Elissa Burdick - Behavioral Health Coach at Headspace. Master’s degree from Naropa University. Focused on bringing mindfulness to relationships with others and with yourself.
The beginning of a new year — and in this case, a new decade — can sometimes bring up feelings of regret over wishing that you had accomplished a certain goal or life milestone by now. From those that I coach, I often hear things around this time of year like:
“I’m the only one out of my friends who’s still single.”
“I should have gotten a promotion/raise by now.”
“I have no money. I’m stuck living paycheck-to-paycheck.”
These statements are a great example of what’s called a “Scarcity Mindset”, and it’s a common source of stress for many people. Scarcity Mindset can be defined as a pattern of thinking that focuses on what you don’t have and the underlying belief that you’re not ever going to have the things that you want, even when you have access to basic needs, like food, water, housing, income, etc. Whereas scarcity itself is typically defined as not having some or all of the things that are necessary for survival, this definition isn’t meant to diminish the real stress and anguish that can be caused by Scarcity Mindset; in fact it highlights how impactful this mindset can be.
Scarcity Mindset isn’t new. It’s been a facet of the human experience for as long as there has been wealth, poverty, and materialism. Today, we can see it play out on social media, in lifestyle blogs, reality TV, commercials, and so on. It often looks and feels like a mask that can drive people to spend a lot of energy trying to appear or act “the right way”. I’ve seen this show up in trying to keep up with other people’s spending habits, rather than spending within your own means. Or in thinking that there is one way to be a “good parent” or a “good friend,” and then internally beating yourself up for the ways you fall short of these ideals.
By identifying this experience as a mindset, as opposed to “how things are”, you can begin to move away from a discouraging (and exhausting) thought process and towards one that is empowering and motivating for you, like an Abundance Mindset.
Having an Abundance Mindset means not feeling limited by the things that you don’t have, but instead, focusing on the opportunities you do have in order to gain what you want in life. Whether it’s a long-term romantic relationship, financial security, moving up the career ladder or any other personal or professional goal, your mindset plays a significant role in how well you’ll do in achieving your goals. A very common area that people tend to feed their Scarcity Mindset is in not believing or trusting that they are able to gain the skills or resources needed to meet their goals. This is where leaning on your supporters and existing resources can be a game changer.

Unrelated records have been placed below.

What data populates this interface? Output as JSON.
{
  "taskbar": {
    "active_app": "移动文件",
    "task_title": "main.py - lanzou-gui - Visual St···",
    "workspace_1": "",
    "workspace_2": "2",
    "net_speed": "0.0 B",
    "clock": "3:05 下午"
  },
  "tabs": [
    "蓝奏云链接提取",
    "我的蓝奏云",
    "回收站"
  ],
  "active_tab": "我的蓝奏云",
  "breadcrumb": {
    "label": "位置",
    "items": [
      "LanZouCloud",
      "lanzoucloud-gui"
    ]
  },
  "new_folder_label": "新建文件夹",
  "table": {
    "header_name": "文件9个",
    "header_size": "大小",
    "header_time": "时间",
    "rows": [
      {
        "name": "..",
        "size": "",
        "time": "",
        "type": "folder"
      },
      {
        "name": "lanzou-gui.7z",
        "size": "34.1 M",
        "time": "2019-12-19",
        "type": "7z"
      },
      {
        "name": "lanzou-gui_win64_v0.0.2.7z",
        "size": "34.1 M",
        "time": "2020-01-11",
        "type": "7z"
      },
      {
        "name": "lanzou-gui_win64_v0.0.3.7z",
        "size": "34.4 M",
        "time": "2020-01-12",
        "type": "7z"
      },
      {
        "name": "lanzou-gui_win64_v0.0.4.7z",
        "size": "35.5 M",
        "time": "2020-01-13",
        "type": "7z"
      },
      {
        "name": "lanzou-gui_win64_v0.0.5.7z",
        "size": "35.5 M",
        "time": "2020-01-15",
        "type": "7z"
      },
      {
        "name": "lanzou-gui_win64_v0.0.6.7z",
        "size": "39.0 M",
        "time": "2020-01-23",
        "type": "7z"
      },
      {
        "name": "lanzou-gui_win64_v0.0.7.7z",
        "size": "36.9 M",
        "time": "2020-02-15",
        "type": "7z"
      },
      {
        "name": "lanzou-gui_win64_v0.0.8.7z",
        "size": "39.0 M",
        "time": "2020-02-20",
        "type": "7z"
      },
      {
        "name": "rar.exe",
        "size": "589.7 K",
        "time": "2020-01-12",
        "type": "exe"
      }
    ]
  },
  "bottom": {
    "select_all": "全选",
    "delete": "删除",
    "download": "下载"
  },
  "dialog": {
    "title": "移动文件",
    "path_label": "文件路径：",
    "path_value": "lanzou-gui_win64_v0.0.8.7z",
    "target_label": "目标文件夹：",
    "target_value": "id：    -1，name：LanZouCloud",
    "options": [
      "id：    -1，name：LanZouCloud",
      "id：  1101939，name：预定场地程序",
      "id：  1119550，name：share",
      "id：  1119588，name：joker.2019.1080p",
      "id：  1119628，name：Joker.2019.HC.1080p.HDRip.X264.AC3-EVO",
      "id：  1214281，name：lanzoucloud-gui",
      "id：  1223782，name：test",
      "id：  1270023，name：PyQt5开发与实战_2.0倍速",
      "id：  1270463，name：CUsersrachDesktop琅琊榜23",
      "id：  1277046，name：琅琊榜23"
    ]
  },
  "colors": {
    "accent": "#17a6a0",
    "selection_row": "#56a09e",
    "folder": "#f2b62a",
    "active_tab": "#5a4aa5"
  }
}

Once someone is able to work and connect with someone who can hear them out non-judgmentally and reflect back to them how they may be treating themselves, like a close friend, mentor, coach, or therapist, they can start to become aware of what is standing in their way and start to plan around it, which is how abundant thinking works. It’s a mindset that helps you start from a place of assuming that you are able to get to where you’d like to go and then you can begin identifying the steps you need to take to get there. Alternatively, Scarcity Mindset is like wearing blinders and all you can see is what you don’t have, not the possibilities that exist for you.
Having an Abundance Mindset can help you start to shift the statements you read at the beginning of this post to sound more like:
“I’m able to reach my goals through using my resources, and can find new ones as I need them.”
“I’ve been stuck for a while and am ready to learn ways to get unstuck.”
“I trust that I’ll figure out a plan to get me where I want to be.”
Developing an Abundance Mindset is a way to develop and strengthen your self-belief and self-trust. When you find yourself feeling overwhelmed, envious of others, or ready to change but unsure of how, try reflecting, journaling, or talking to someone you trust to understand what you’d like to achieve and to see more clearly what’s holding you back. Being able to look at your situation from a different perspective, which is how a trusted friend or coach can help, is an effective way to better understand how your beliefs about yourself can either hinder or help you in achieving your life’s goals.
Through this process of reflection and receiving support, you can break out of the trap that Scarcity Mindset sets for us, and start pursuing the things in life that you want from a place of self-trust and abundance.
When you start to change your mindset from scarcity to abundance, you may notice your overall well-being and happiness increase. If you’d like support with any of the strategies here or support with developing an abundance mindset, reach out to a mental health coach who can chat more about it with you.